After the war, enthusiasm for Brass Bands and Choral work pushes the South Street Society to greater heights. Six thousand entries are received from every Australian state and for the first time, some have to be rejected, with 20 choirs, 48 bands and 150 calisthenics teams keen to compete.

‘Tides of visitors flow in and out, filling hotel, boarding-house and bed-and-breakfast accommodation, putting smiles on the faces of the proprietors of café and fish-and-chip shops.’ Weston Bate, Life after Gold.

Ballarat West and East Councils finally amalgamate and W D Hill, founder of South Street, becomes the first Mayor of Ballarat Citycr-w-d-hill

John Brownlee wins the gold medal as champion vocalist at the South Street having never had a singing lesson his life and abandons accountancy to sing full time. In 1926 he would sing with Dame Nelle Melba in La Boheme in Covent Garden at her farewell performance.

The first live radio broadcast from South Street takes place and W D Hill dies in office after 42 years of remarkable service to the Eisteddfod and Ballarat community.


The Society receives a letter asking if a competition for Ladies Pipe Bands is in the pipeline and it is decided that choir members in the Shops and Factories Choirs must have at least month’s employment to make them eligible.


The Sun begins correspondence with South Street seeking guidance on a competition for their annual prize and Vegemite, the invention of a young Australian chemist, starts production to take on Britain’s Marmite.

A section for those able to deliver twelve original tongue twisters attracts prize money, with points awarded for clarity, speed and expression.


The Grand Opera contest becomes the Sun Aria competition and is won by Lawrence Power from South Australia. Since 1924, the Herald Sun Aria has never been won by the same competitor twice and throughout its history has provided young opera singers with the opportunity to take their talent to the world.

As one winner commented

“A win at South Street is the hallmark that leads to fame.’

The “Most Graceful Physical Culture Girl” is introduced into the Calisthenics Section.

Permission is granted to Mr. Warne Wilson to install a radio to broadcast the Competitions from the Coliseum.


Messrs. Albert & Sons of Sydney provide 43 pounds for cash prizes and gold and silver medals for a Boomerang Mouth organ contest. Despite opinions that the contest is not in keeping with South Street standards, 77 entries are received and the Coliseum is packed to the doors, with winner Percival Spouse of Sydney, described as ‘outstanding.’

The contests were held until 1931 when mouth organ bands came into vogue and took centre stage until 1940.


Dame Nellie Melba sings at benefit concert for South Street at the Coliseum and 3000 people pack the hall as new sections including a jazz concert are added to the competitions.


The Sun Aria competition attracts a record number of entrants, with 110 aspiring singers travelling to Ballarat from across the country.

The Australian Travel Service Pty. Ltd. promotes a Commonwealth wide contest for a singer to travel free to Wales with the Welsh Delegation, along with an additional 50 Pounds cash to compete in the Welsh Eisteddfod.

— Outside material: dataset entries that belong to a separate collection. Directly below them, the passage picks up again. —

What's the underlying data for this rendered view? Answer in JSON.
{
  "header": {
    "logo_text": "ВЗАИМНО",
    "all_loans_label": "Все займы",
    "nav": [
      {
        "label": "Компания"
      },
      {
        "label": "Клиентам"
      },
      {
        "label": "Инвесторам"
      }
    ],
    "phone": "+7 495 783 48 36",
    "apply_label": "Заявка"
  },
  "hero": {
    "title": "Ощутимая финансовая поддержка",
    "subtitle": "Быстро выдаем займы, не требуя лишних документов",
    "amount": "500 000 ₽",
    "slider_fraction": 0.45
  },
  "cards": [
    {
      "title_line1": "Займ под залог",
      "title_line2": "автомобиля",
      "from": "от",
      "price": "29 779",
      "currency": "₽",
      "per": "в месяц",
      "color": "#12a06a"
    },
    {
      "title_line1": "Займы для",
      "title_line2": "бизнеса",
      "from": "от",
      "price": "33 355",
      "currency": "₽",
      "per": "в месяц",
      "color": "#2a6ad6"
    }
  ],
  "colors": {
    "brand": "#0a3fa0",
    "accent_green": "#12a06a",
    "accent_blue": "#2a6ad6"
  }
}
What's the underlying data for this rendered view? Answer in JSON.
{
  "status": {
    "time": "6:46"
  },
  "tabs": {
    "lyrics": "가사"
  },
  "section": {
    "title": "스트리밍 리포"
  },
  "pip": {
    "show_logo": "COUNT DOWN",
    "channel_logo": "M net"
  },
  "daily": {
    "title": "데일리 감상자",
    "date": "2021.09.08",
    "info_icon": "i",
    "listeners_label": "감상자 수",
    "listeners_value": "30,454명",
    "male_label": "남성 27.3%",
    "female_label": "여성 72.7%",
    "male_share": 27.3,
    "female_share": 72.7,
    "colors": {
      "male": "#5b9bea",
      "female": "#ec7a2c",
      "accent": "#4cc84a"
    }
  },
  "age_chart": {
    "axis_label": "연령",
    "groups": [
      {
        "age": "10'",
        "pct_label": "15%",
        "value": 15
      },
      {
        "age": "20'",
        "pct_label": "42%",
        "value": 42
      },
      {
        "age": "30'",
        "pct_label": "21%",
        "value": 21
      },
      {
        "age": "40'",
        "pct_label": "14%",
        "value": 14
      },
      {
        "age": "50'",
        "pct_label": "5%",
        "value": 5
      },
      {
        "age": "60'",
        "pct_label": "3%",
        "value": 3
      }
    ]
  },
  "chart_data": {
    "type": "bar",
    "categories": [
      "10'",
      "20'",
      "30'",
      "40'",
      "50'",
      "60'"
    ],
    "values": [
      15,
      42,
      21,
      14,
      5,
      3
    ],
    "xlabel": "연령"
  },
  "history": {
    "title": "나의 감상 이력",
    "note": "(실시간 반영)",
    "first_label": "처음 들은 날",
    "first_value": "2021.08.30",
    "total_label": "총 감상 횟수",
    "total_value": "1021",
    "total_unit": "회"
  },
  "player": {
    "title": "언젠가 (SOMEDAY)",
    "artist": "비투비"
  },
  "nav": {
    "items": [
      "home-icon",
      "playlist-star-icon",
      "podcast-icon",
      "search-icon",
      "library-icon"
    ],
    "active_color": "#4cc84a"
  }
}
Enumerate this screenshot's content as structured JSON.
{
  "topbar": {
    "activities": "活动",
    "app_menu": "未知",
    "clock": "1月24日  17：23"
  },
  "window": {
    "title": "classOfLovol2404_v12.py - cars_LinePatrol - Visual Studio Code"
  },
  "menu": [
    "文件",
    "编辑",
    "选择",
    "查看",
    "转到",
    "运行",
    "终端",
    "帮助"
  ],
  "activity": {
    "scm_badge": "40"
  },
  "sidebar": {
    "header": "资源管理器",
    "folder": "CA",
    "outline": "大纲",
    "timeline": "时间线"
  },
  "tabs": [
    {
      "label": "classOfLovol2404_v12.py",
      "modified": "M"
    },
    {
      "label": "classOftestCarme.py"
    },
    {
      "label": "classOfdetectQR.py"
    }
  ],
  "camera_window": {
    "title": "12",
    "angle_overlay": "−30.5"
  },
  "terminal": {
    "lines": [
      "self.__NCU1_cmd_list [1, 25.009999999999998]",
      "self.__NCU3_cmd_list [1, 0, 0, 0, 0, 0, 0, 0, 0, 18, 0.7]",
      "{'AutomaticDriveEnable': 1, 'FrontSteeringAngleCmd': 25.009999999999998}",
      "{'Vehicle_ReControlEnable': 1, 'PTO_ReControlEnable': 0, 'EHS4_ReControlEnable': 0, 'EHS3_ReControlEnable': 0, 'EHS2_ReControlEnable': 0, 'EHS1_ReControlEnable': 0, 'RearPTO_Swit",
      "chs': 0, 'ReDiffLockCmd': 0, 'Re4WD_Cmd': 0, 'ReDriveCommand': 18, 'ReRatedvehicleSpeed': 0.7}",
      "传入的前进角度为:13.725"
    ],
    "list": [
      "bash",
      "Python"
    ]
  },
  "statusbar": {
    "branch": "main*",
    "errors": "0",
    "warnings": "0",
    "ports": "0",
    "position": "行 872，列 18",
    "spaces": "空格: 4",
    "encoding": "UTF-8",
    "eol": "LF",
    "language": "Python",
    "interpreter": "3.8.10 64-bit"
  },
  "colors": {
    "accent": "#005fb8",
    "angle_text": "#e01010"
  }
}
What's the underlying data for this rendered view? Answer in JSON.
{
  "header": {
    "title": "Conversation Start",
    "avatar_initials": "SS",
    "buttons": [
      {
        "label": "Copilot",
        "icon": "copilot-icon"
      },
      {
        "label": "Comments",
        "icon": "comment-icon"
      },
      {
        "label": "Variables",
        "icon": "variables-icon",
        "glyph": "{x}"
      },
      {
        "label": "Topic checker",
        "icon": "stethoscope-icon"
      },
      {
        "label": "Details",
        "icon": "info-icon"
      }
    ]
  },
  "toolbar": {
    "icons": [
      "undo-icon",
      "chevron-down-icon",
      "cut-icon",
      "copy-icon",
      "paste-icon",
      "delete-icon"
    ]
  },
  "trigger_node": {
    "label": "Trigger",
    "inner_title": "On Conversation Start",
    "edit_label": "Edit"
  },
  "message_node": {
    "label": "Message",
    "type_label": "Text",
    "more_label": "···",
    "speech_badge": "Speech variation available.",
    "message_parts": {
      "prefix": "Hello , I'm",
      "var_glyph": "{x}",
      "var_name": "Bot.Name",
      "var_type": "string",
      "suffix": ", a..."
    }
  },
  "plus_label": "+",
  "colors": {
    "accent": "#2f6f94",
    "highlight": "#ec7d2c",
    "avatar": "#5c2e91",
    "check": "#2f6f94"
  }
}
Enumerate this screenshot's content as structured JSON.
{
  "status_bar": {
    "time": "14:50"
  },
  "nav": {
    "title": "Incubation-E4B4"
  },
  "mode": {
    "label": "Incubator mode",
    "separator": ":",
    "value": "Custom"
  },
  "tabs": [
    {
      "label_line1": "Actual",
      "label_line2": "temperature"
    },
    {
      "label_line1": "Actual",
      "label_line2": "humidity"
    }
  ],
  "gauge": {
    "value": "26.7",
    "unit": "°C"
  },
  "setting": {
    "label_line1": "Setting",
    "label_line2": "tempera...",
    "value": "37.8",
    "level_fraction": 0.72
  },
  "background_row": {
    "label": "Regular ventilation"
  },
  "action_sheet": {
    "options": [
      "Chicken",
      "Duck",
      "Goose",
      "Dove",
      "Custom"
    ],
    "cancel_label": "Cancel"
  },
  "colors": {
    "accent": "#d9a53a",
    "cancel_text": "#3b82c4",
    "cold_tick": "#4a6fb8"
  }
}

The Victorian section of the contest is held at South Street, and won by Eric Jones of Northcote.


South Street commemorates its Jubilee year with a star-studded concert at the Coliseum – including Harold Williams, reputed to be “The World’s Greatest Baritone”, celebrated Australian Pianist, William James, and from Paris and the Convent Garden Operas, Madame Joy McArden.

The state school brass band and mouth organ band competitions are added to the competitions and attract considerable interest.

James Scullin is sworn in as Prime Minister, having honed his debating skills as a successful contestant and respected adjudicator at South Street over a thirty year period. It proves a difficult time for the new administration as Wall Street crashes and the Great Depression begins.


Radio 3BA begins broadcasting, Her Majesty’s Theatre is wired for sound and Phar Lap wins the Melbourne Cup, with the moment captured for posterity on ‘talkie’ film.

The Ballarat airport is established in the same year thousands of people turn out en masse in Darwin to see Amy Johnson after her epic solo flight from London which took just under 20 days.